Hip-hop is a wondrous and centerless tangle, ubiquitous even if not always totally visible.
It is a fount of constant innovation, and a historical text ripe for pilfering. It is a continuation of rock, soul and jazz traditions, while also explicitly loosening their cultural grip. It is evolving more rapidly than ever — new styles emerge yearly, or faster, multiplying the genre’s potential. And it has impact far beyond music: Hip-hop is woven into television and film, fashion, advertising, literature, politics and countless other corners of American life. It is lingua franca, impossible to avoid.
Mr. Caramanica goes on to walk the reader through hip-hop’s many eras. He starts with the early years in the Bronx, when few of the genre’s pioneers could have imagined that they were laying what he calls “the foundation for the defining cultural shift.”
Fifty years ago, though, that outcome seemed fanciful at best.

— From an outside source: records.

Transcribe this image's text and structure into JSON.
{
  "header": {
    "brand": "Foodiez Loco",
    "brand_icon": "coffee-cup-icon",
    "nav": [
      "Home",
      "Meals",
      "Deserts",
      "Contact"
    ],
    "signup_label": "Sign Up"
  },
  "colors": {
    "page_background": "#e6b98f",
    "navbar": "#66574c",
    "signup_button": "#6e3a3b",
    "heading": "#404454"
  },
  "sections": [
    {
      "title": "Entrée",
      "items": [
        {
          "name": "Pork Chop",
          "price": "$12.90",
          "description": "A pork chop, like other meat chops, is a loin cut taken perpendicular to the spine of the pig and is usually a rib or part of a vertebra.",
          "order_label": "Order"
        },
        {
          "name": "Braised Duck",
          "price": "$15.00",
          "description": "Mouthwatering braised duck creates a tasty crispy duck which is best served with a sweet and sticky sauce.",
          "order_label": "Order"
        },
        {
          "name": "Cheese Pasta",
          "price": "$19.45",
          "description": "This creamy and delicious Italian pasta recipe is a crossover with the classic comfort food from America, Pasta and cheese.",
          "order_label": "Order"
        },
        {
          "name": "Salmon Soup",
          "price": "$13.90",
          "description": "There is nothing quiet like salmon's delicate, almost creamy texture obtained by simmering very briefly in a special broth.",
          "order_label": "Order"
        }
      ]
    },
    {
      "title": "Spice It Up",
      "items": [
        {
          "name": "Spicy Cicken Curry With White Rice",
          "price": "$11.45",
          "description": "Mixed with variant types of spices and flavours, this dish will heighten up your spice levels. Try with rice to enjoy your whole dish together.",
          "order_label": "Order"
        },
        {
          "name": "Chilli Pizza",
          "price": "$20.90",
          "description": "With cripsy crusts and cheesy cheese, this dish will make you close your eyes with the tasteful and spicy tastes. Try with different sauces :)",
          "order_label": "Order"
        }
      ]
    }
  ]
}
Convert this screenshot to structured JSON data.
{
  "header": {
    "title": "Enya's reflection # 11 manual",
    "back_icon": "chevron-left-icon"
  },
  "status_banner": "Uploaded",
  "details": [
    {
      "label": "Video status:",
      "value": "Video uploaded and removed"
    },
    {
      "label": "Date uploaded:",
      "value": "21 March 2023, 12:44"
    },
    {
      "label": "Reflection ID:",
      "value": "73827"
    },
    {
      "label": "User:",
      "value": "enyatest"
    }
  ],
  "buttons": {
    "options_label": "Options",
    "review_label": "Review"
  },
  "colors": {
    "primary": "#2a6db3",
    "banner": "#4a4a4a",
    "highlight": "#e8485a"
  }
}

In the 1970s, Bronx block parties gave way to nightclubs, and talking D.J.s laid the foundation for dedicated M.C.s to begin taking over. Soon, the intrusion of capitalism removed and packaged the part of these live events that was the easiest to transmit: rapping.
Then it was off to the races. By the mid-1980s, the hip-hop industry was a small club but big business, as audiences around the country were primed by the commercial release of recordings from countless New York artists. A wave of soon-to-be-global stars arrived: Run-DMC, LL Cool J, the Beastie Boys. Hip-hop became worldwide counterculture.
By the dawn of the 1990s, it flowered everywhere in this country — the South, the West, the Midwest — and seeped into the global mainstream. In the mid-90s, thanks to the work of Biggie Smalls and Puffy, Tupac Shakur and Dr. Dre, Bad Boy and Death Row, it became the center of American pop music, despite resistance from those convinced rock was destined to forever reign supreme.
Into the 2000s, the genre’s power center shifted from the coasts to the South, where the genre was flourishing (largely away from the scrutiny of the major labels) in Miami, Houston, Virginia, Atlanta and Memphis. 2 Live Crew, the Geto Boys, Missy Elliott, Outkast, Three 6 Mafia — each had absorbed what was being imported from the rest of the country and created new lingo and sonic frameworks around it. Hip-hop was becoming a widely shared language with numerous dialects.
All the while, the genre was expanding, becoming more commercially successful and inescapable with each year. It became centrist pop, which in turn spun off its own dissidents: the New York and Los Angeles undergrounds of the 1990s; the progressive indie scenes of the 2000s; and the SoundCloud rap of the 2010s. In the past 20 years, hip-hop has been responsible not only for some of the biggest pop music of the era — Drake, Kanye West, Jay-Z, Cardi B — but its templates have become open source for performers in other genres to borrow from, which they did, and do, widely. Hip-hop became a crucial touch point for country music, for reggaeton, for hard rock, for K-pop and much more.